_WORK REQUIRED_
Copy out all lines from the material that contain the string "JSON".

(Beginning of DATA SHOWN)

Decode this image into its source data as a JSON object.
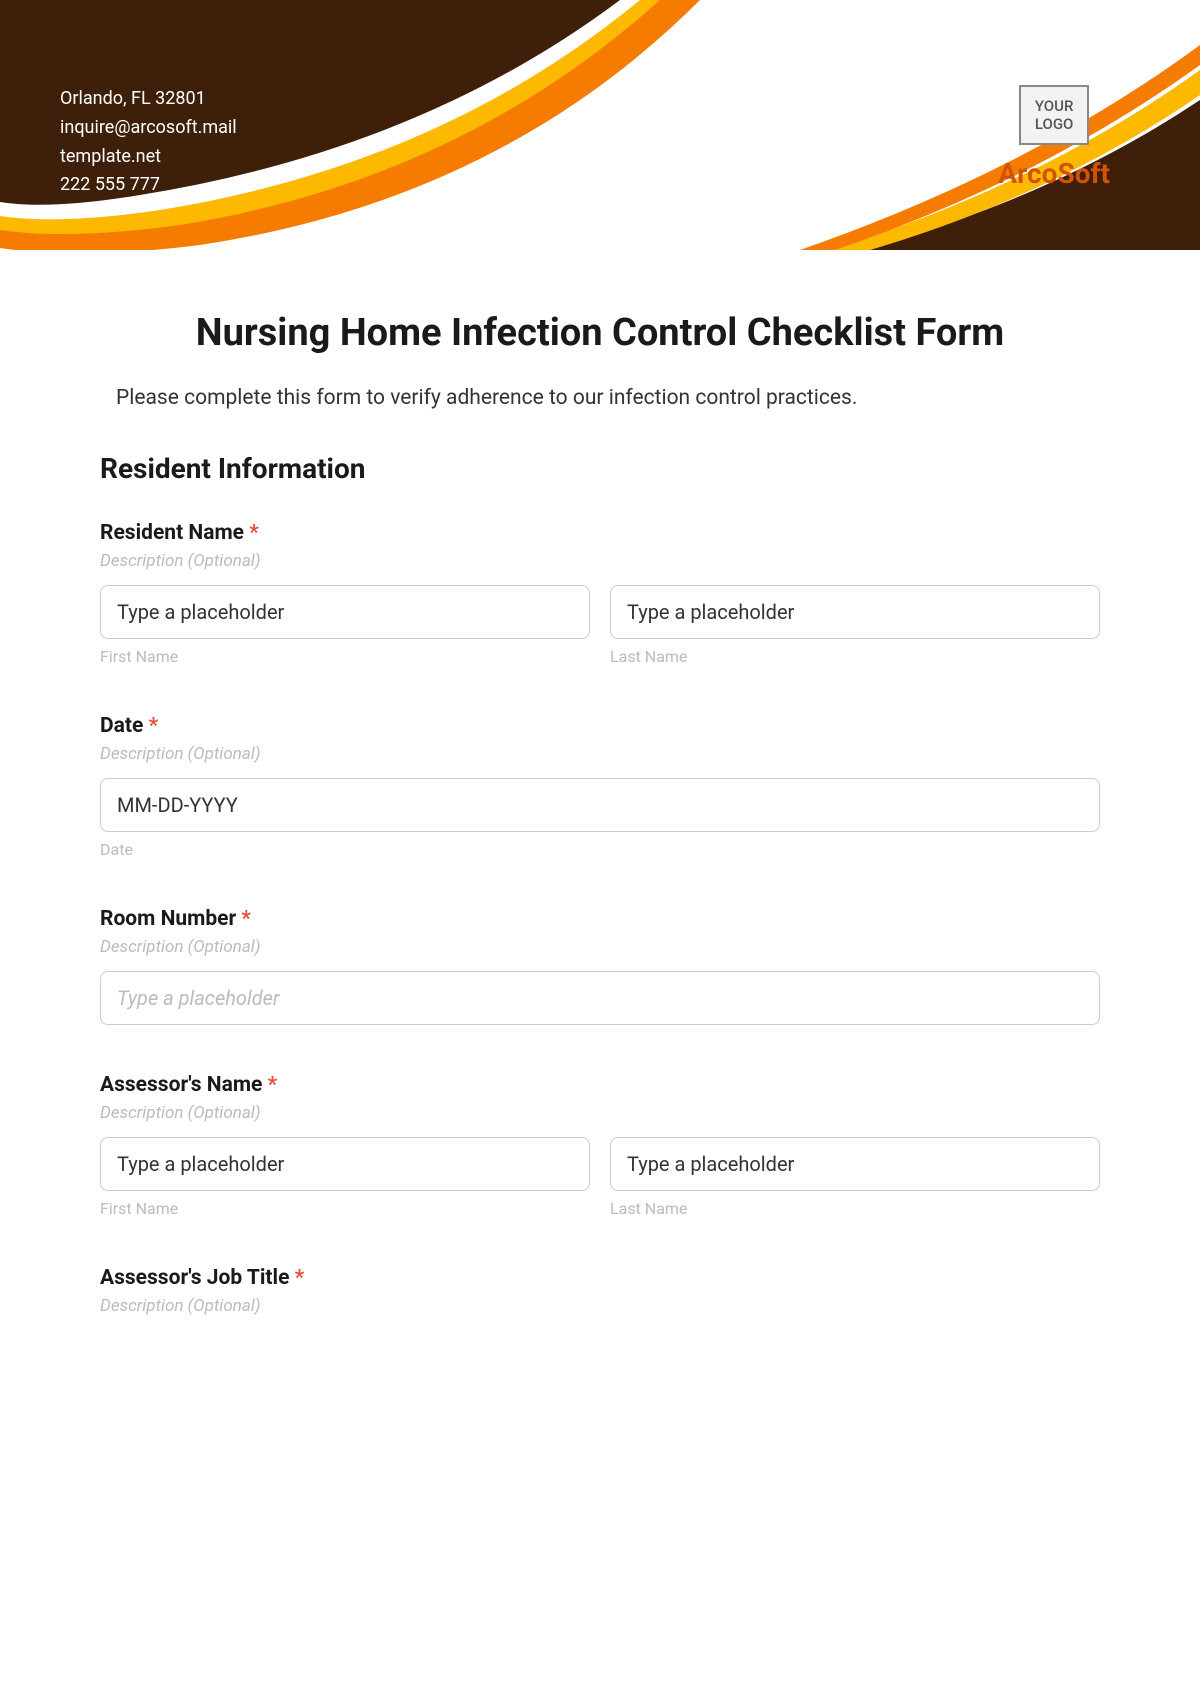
{
  "header": {
    "contact": {
      "line1": "Orlando, FL 32801",
      "line2": "inquire@arcosoft.mail",
      "line3": "template.net",
      "line4": "222 555 777"
    },
    "logo_text_line1": "YOUR",
    "logo_text_line2": "LOGO",
    "company": "ArcoSoft"
  },
  "form": {
    "title": "Nursing Home Infection Control Checklist Form",
    "intro": "Please complete this form to verify adherence to our infection control practices.",
    "section1_title": "Resident Information",
    "desc_placeholder": "Description (Optional)",
    "type_placeholder": "Type a placeholder",
    "fields": {
      "resident_name": {
        "label": "Resident Name",
        "first_sub": "First Name",
        "last_sub": "Last Name"
      },
      "date": {
        "label": "Date",
        "placeholder": "MM-DD-YYYY",
        "sub": "Date"
      },
      "room_number": {
        "label": "Room Number"
      },
      "assessor_name": {
        "label": "Assessor's Name",
        "first_sub": "First Name",
        "last_sub": "Last Name"
      },
      "assessor_job": {
        "label": "Assessor's Job Title"
      }
    },
    "required_mark": "*"
  }
}
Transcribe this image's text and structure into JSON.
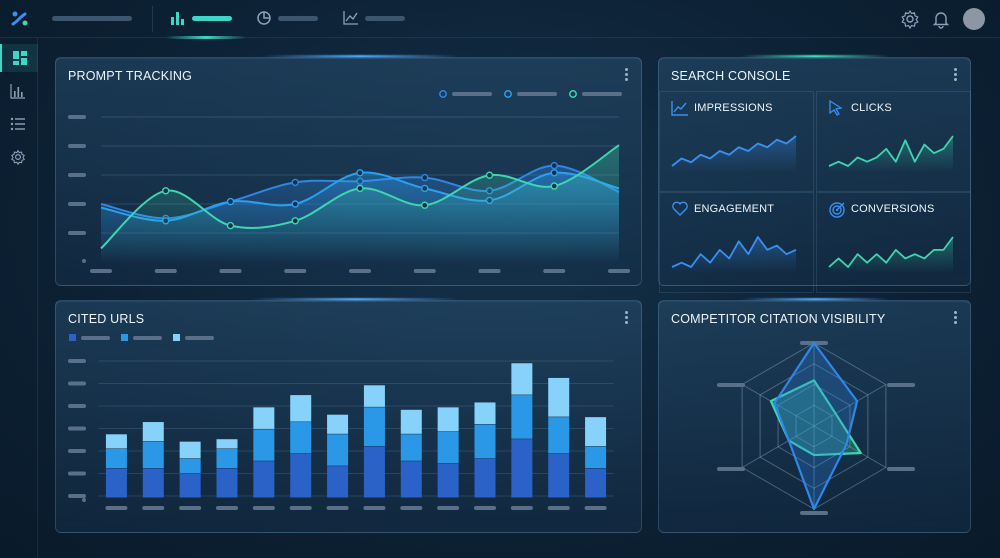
{
  "header": {
    "nav": [
      {
        "icon": "bar-chart-icon",
        "active": true
      },
      {
        "icon": "pie-chart-icon",
        "active": false
      },
      {
        "icon": "line-chart-icon",
        "active": false
      }
    ],
    "right_icons": [
      "settings-icon",
      "bell-icon",
      "user-avatar"
    ]
  },
  "sidebar": {
    "items": [
      {
        "icon": "dashboard-icon",
        "active": true
      },
      {
        "icon": "bar-chart-icon",
        "active": false
      },
      {
        "icon": "list-icon",
        "active": false
      },
      {
        "icon": "settings-icon",
        "active": false
      }
    ]
  },
  "prompt_tracking": {
    "title": "PROMPT TRACKING",
    "legend_colors": [
      "#2f86e6",
      "#3aa6f0",
      "#3ed6b0"
    ]
  },
  "search_console": {
    "title": "SEARCH CONSOLE",
    "metrics": [
      {
        "label": "IMPRESSIONS",
        "icon": "line-trend-icon",
        "color": "#3a8ff0",
        "values": [
          3,
          5,
          4,
          6,
          5,
          7,
          6,
          8,
          7,
          9,
          8,
          10,
          9,
          11
        ]
      },
      {
        "label": "CLICKS",
        "icon": "cursor-icon",
        "color": "#3ed6b0",
        "values": [
          3,
          4,
          3,
          5,
          4,
          5,
          7,
          4,
          9,
          4,
          8,
          6,
          7,
          10
        ]
      },
      {
        "label": "ENGAGEMENT",
        "icon": "heart-icon",
        "color": "#3a8ff0",
        "values": [
          2,
          3,
          2,
          5,
          3,
          6,
          4,
          8,
          5,
          9,
          6,
          7,
          5,
          6
        ]
      },
      {
        "label": "CONVERSIONS",
        "icon": "target-icon",
        "color": "#3ed6b0",
        "values": [
          2,
          4,
          2,
          5,
          3,
          5,
          3,
          6,
          4,
          5,
          4,
          6,
          6,
          9
        ]
      }
    ]
  },
  "cited_urls": {
    "title": "CITED URLS",
    "legend_colors": [
      "#2f6fd0",
      "#2a9ae8",
      "#7fd0ff"
    ]
  },
  "competitor": {
    "title": "COMPETITOR CITATION VISIBILITY"
  },
  "chart_data": [
    {
      "type": "line",
      "series_count": 3,
      "x": [
        0,
        1,
        2,
        3,
        4,
        5,
        6,
        7,
        8
      ],
      "series": [
        {
          "color": "#2f86e6",
          "values": [
            0.45,
            0.33,
            0.47,
            0.63,
            0.64,
            0.67,
            0.56,
            0.77,
            0.55
          ]
        },
        {
          "color": "#2aa0ee",
          "values": [
            0.42,
            0.31,
            0.47,
            0.45,
            0.71,
            0.58,
            0.48,
            0.71,
            0.58
          ]
        },
        {
          "color": "#3ed6b0",
          "values": [
            0.08,
            0.56,
            0.27,
            0.31,
            0.58,
            0.44,
            0.69,
            0.6,
            0.94
          ]
        }
      ]
    },
    {
      "type": "bar",
      "stacked": true,
      "categories": [
        "1",
        "2",
        "3",
        "4",
        "5",
        "6",
        "7",
        "8",
        "9",
        "10",
        "11",
        "12",
        "13",
        "14"
      ],
      "series": [
        {
          "color": "#2a62c8",
          "values": [
            1.2,
            1.2,
            1.0,
            1.2,
            1.5,
            1.8,
            1.3,
            2.1,
            1.5,
            1.4,
            1.6,
            2.4,
            1.8,
            1.2
          ]
        },
        {
          "color": "#2a98e6",
          "values": [
            0.8,
            1.1,
            0.6,
            0.8,
            1.3,
            1.3,
            1.3,
            1.6,
            1.1,
            1.3,
            1.4,
            1.8,
            1.5,
            0.9
          ]
        },
        {
          "color": "#86d2fb",
          "values": [
            0.6,
            0.8,
            0.7,
            0.4,
            0.9,
            1.1,
            0.8,
            0.9,
            1.0,
            1.0,
            0.9,
            1.3,
            1.6,
            1.2
          ]
        }
      ]
    },
    {
      "type": "radar",
      "axes": 6,
      "series": [
        {
          "color": "#3ed6b0",
          "values": [
            0.55,
            0.3,
            0.65,
            0.35,
            0.35,
            0.6
          ]
        },
        {
          "color": "#2f86e6",
          "values": [
            1.0,
            0.6,
            0.45,
            1.0,
            0.35,
            0.55
          ]
        }
      ]
    }
  ]
}
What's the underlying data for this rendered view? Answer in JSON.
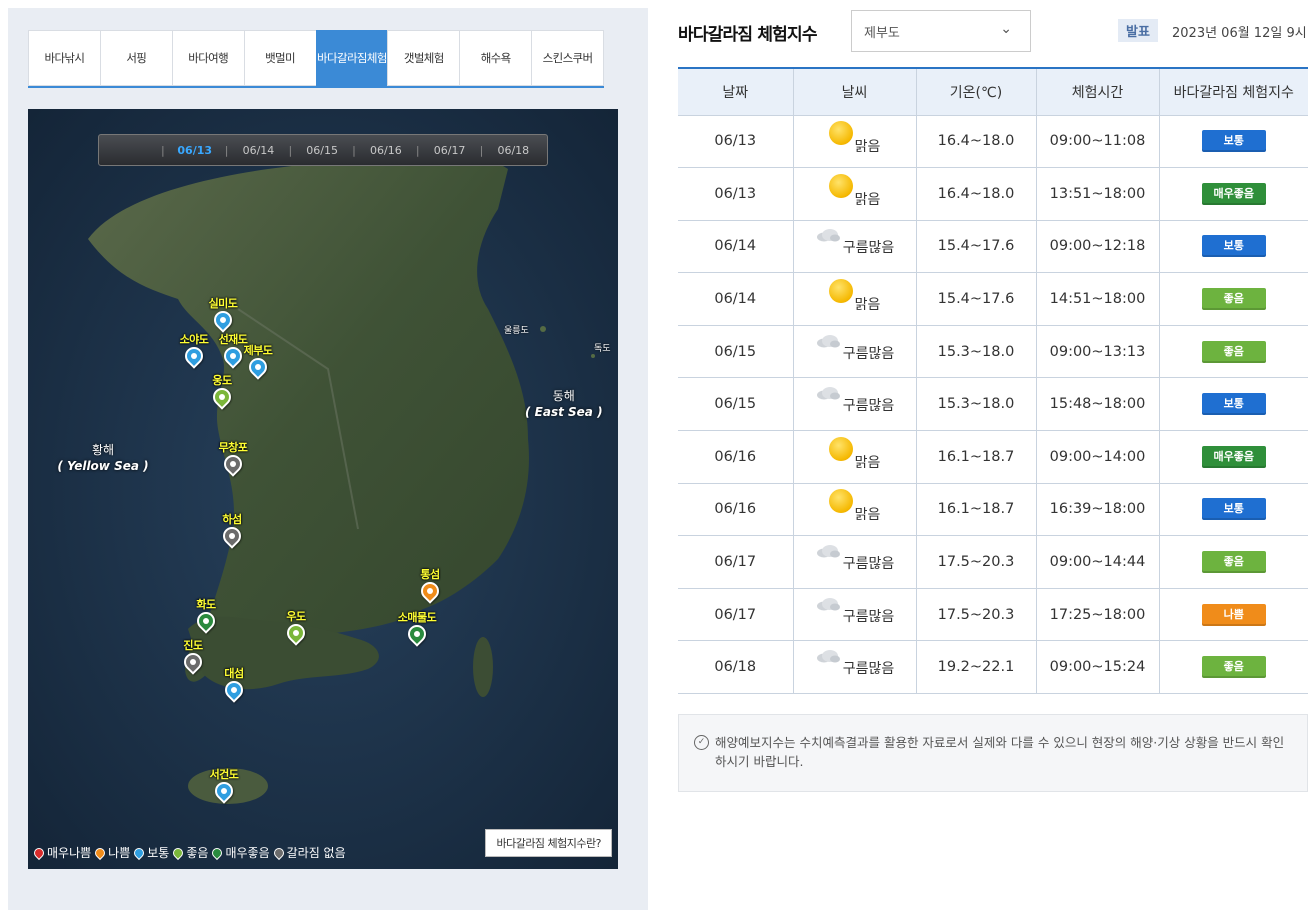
{
  "tabs": [
    {
      "label": "바다낚시",
      "active": false
    },
    {
      "label": "서핑",
      "active": false
    },
    {
      "label": "바다여행",
      "active": false
    },
    {
      "label": "뱃멀미",
      "active": false
    },
    {
      "label": "바다갈라짐체험",
      "active": true
    },
    {
      "label": "갯벌체험",
      "active": false
    },
    {
      "label": "해수욕",
      "active": false
    },
    {
      "label": "스킨스쿠버",
      "active": false
    }
  ],
  "map": {
    "dates": [
      "06/13",
      "06/14",
      "06/15",
      "06/16",
      "06/17",
      "06/18"
    ],
    "active_date": "06/13",
    "yellow_sea": {
      "ko": "황해",
      "en": "( Yellow Sea )"
    },
    "east_sea": {
      "ko": "동해",
      "en": "( East Sea )"
    },
    "islands": {
      "ulleungdo": "울릉도",
      "dokdo": "독도"
    },
    "sites": [
      {
        "name": "실미도",
        "status": "보통"
      },
      {
        "name": "소야도",
        "status": "보통"
      },
      {
        "name": "선재도",
        "status": "보통"
      },
      {
        "name": "제부도",
        "status": "보통"
      },
      {
        "name": "웅도",
        "status": "좋음"
      },
      {
        "name": "무창포",
        "status": "갈라짐 없음"
      },
      {
        "name": "하섬",
        "status": "갈라짐 없음"
      },
      {
        "name": "화도",
        "status": "매우좋음"
      },
      {
        "name": "진도",
        "status": "갈라짐 없음"
      },
      {
        "name": "우도",
        "status": "좋음"
      },
      {
        "name": "대섬",
        "status": "보통"
      },
      {
        "name": "통섬",
        "status": "나쁨"
      },
      {
        "name": "소매물도",
        "status": "매우좋음"
      },
      {
        "name": "서건도",
        "status": "보통"
      }
    ],
    "legend": [
      {
        "label": "매우나쁨",
        "color": "#d92b2b"
      },
      {
        "label": "나쁨",
        "color": "#f08c1a"
      },
      {
        "label": "보통",
        "color": "#2f9ee0"
      },
      {
        "label": "좋음",
        "color": "#7bb63a"
      },
      {
        "label": "매우좋음",
        "color": "#2a8a3e"
      },
      {
        "label": "갈라짐 없음",
        "color": "#6b6b6b"
      }
    ],
    "help_button": "바다갈라짐 체험지수란?"
  },
  "header": {
    "title": "바다갈라짐 체험지수",
    "region": "제부도",
    "published_label": "발표",
    "published_time": "2023년 06월 12일 9시"
  },
  "table": {
    "columns": [
      "날짜",
      "날씨",
      "기온(℃)",
      "체험시간",
      "바다갈라짐 체험지수"
    ],
    "rows": [
      {
        "date": "06/13",
        "weather": "맑음",
        "icon": "sun-icon",
        "temp": "16.4~18.0",
        "time": "09:00~11:08",
        "index": "보통"
      },
      {
        "date": "06/13",
        "weather": "맑음",
        "icon": "sun-icon",
        "temp": "16.4~18.0",
        "time": "13:51~18:00",
        "index": "매우좋음"
      },
      {
        "date": "06/14",
        "weather": "구름많음",
        "icon": "cloud-icon",
        "temp": "15.4~17.6",
        "time": "09:00~12:18",
        "index": "보통"
      },
      {
        "date": "06/14",
        "weather": "맑음",
        "icon": "sun-icon",
        "temp": "15.4~17.6",
        "time": "14:51~18:00",
        "index": "좋음"
      },
      {
        "date": "06/15",
        "weather": "구름많음",
        "icon": "cloud-icon",
        "temp": "15.3~18.0",
        "time": "09:00~13:13",
        "index": "좋음"
      },
      {
        "date": "06/15",
        "weather": "구름많음",
        "icon": "cloud-icon",
        "temp": "15.3~18.0",
        "time": "15:48~18:00",
        "index": "보통"
      },
      {
        "date": "06/16",
        "weather": "맑음",
        "icon": "sun-icon",
        "temp": "16.1~18.7",
        "time": "09:00~14:00",
        "index": "매우좋음"
      },
      {
        "date": "06/16",
        "weather": "맑음",
        "icon": "sun-icon",
        "temp": "16.1~18.7",
        "time": "16:39~18:00",
        "index": "보통"
      },
      {
        "date": "06/17",
        "weather": "구름많음",
        "icon": "cloud-icon",
        "temp": "17.5~20.3",
        "time": "09:00~14:44",
        "index": "좋음"
      },
      {
        "date": "06/17",
        "weather": "구름많음",
        "icon": "cloud-icon",
        "temp": "17.5~20.3",
        "time": "17:25~18:00",
        "index": "나쁨"
      },
      {
        "date": "06/18",
        "weather": "구름많음",
        "icon": "cloud-icon",
        "temp": "19.2~22.1",
        "time": "09:00~15:24",
        "index": "좋음"
      }
    ]
  },
  "index_colors": {
    "매우나쁨": "#d92b2b",
    "나쁨": "#f08c1a",
    "보통": "#1f6fd1",
    "좋음": "#6db33f",
    "매우좋음": "#2f8f3a",
    "갈라짐 없음": "#6b6b6b"
  },
  "notice": "해양예보지수는 수치예측결과를 활용한 자료로서 실제와 다를 수 있으니 현장의 해양·기상 상황을 반드시 확인하시기 바랍니다."
}
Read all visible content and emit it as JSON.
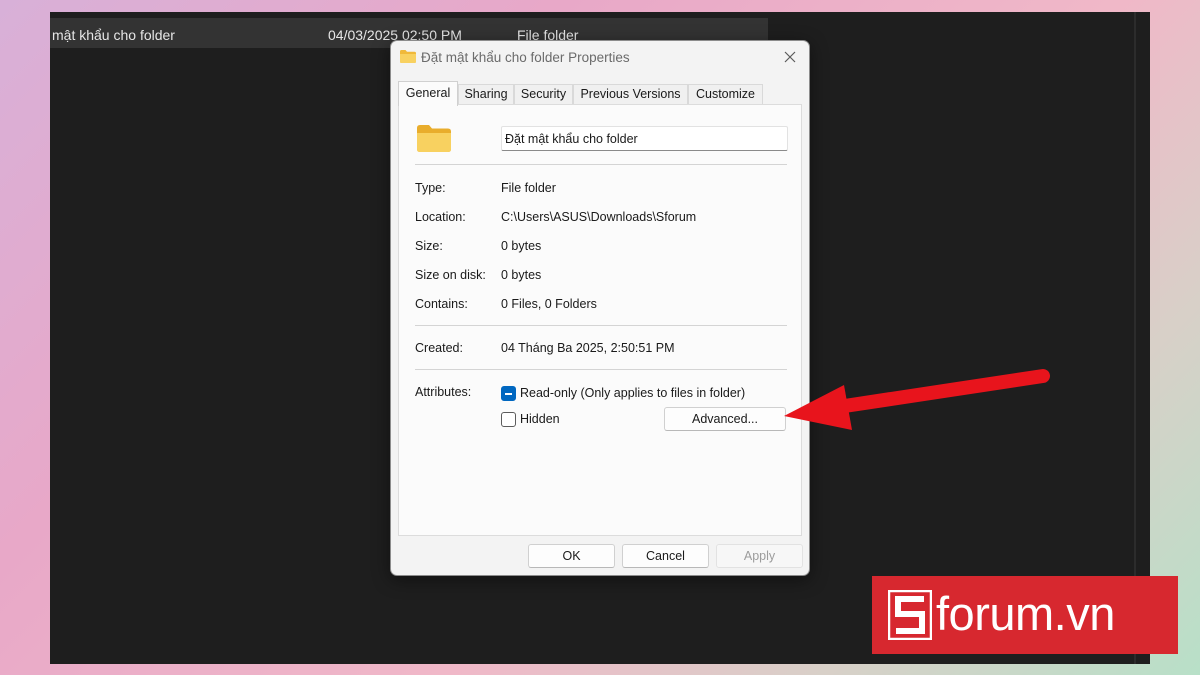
{
  "explorer": {
    "row": {
      "name": "mật khẩu cho folder",
      "date_modified": "04/03/2025 02:50 PM",
      "type": "File folder"
    }
  },
  "dialog": {
    "title": "Đặt mật khẩu cho folder Properties",
    "tabs": [
      "General",
      "Sharing",
      "Security",
      "Previous Versions",
      "Customize"
    ],
    "active_tab": "General",
    "folder_name": "Đặt mật khẩu cho folder",
    "properties": {
      "type": {
        "label": "Type:",
        "value": "File folder"
      },
      "location": {
        "label": "Location:",
        "value": "C:\\Users\\ASUS\\Downloads\\Sforum"
      },
      "size": {
        "label": "Size:",
        "value": "0 bytes"
      },
      "size_on_disk": {
        "label": "Size on disk:",
        "value": "0 bytes"
      },
      "contains": {
        "label": "Contains:",
        "value": "0 Files, 0 Folders"
      },
      "created": {
        "label": "Created:",
        "value": "04 Tháng Ba 2025, 2:50:51 PM"
      }
    },
    "attributes": {
      "label": "Attributes:",
      "readonly": {
        "label": "Read-only (Only applies to files in folder)",
        "state": "indeterminate"
      },
      "hidden": {
        "label": "Hidden",
        "state": "unchecked"
      },
      "advanced_label": "Advanced..."
    },
    "buttons": {
      "ok": "OK",
      "cancel": "Cancel",
      "apply": "Apply"
    }
  },
  "watermark": {
    "text": "forum.vn",
    "mark": "S"
  },
  "colors": {
    "accent": "#0067c0",
    "arrow": "#e8141c",
    "logo_bg": "#d7282f",
    "folder_yellow": "#f8d160"
  }
}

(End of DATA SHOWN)

_RESPONSE TO THIS TASK_
Decode this image into its source data as a JSON object.
Transcribe this image's text and structure into JSON.
What's the underlying data for this rendered view? Answer in JSON.
Read all visible content and emit it as JSON.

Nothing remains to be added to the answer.